I am learning about OAuth 2 and OpenID Connect. Reading the documentations I feel that the specification of OpenID Connect leaves some blank space regarding the End-User Authentication.

The spec states:

The methods used by the Authorization Server to Authenticate the End-User (e.g. username and password, session cookies, etc.) are beyond the scope of this specification.

For an Authorization Server implementation I was wondering on what common End-User Authentication protocols there are.

Assuming that TLS is in places in between the End-User app and the Authorization Server, aswell as the OAuth 2 Relying Party, I still feel not comfortable using a plain username/password scheme, as there are much more sophisticated schemes available, such as Challenge/Response or even Public-Key Based Authentication.

My wishlist for the authentication scheme would involve the following requirements:

  • No credentials stored in plaintext on the server side, assuming that the server's database can be hacked
  • The least amount of plaintext credentials communicated over the wire
  • An additional layer of protection (beneath TLS) for Replay Attacks

Overall I would like to remain in the scope feasible for mobile apps used by John Doe, e.g. a PKI structure with a secure certificate exchange involving a different channel or such will be overkill. Also two-factor authentication would be nice but shouldn't be mandatory in the first stage.

Could you please point me to protocols / standards that I overlooked or haven't found yet. Thanks!

Edit: I just discovered SCRAM, which looks promising. If there are other methods I should be aware of, I appreciate your help.
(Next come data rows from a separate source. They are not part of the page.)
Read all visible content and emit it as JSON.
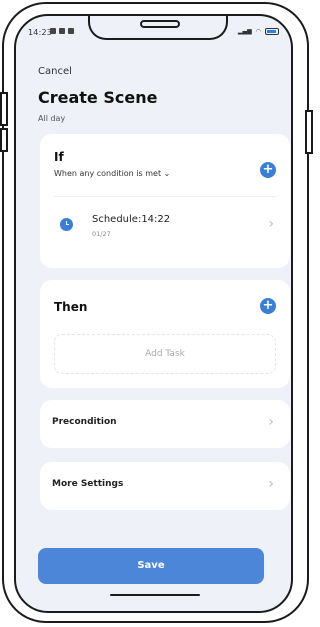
{
  "status": {
    "time": "14:23"
  },
  "header": {
    "cancel_label": "Cancel",
    "title": "Create Scene",
    "subtitle": "All day"
  },
  "if_card": {
    "title": "If",
    "condition_label": "When any condition is met ⌄",
    "schedule_title": "Schedule:14:22",
    "schedule_date": "01/27"
  },
  "then_card": {
    "title": "Then",
    "add_task_label": "Add Task"
  },
  "precondition": {
    "label": "Precondition"
  },
  "more_settings": {
    "label": "More Settings"
  },
  "save_label": "Save",
  "colors": {
    "accent": "#3a7fd6",
    "background": "#eef1f7"
  }
}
  • If you are using TLS, there will not be any clear-text passwords on the wire. Are you concerned sending encrypted passwords? Do you have reason to mistrust your TLS connection? Commented Feb 27, 2016 at 16:28
  • Well not really, yet I would like to seek the optimum solution on each layer within my constraints really. SCRAM seems to protect against Man in the middle, replay and eavesdropping on credentials even if TLS would fail, which is nice from a theoretical view. Commented Feb 27, 2016 at 17:03
  • Theory is great, but, in practice, going with the the tried and true methods is generally most secure. Commented Feb 27, 2016 at 17:04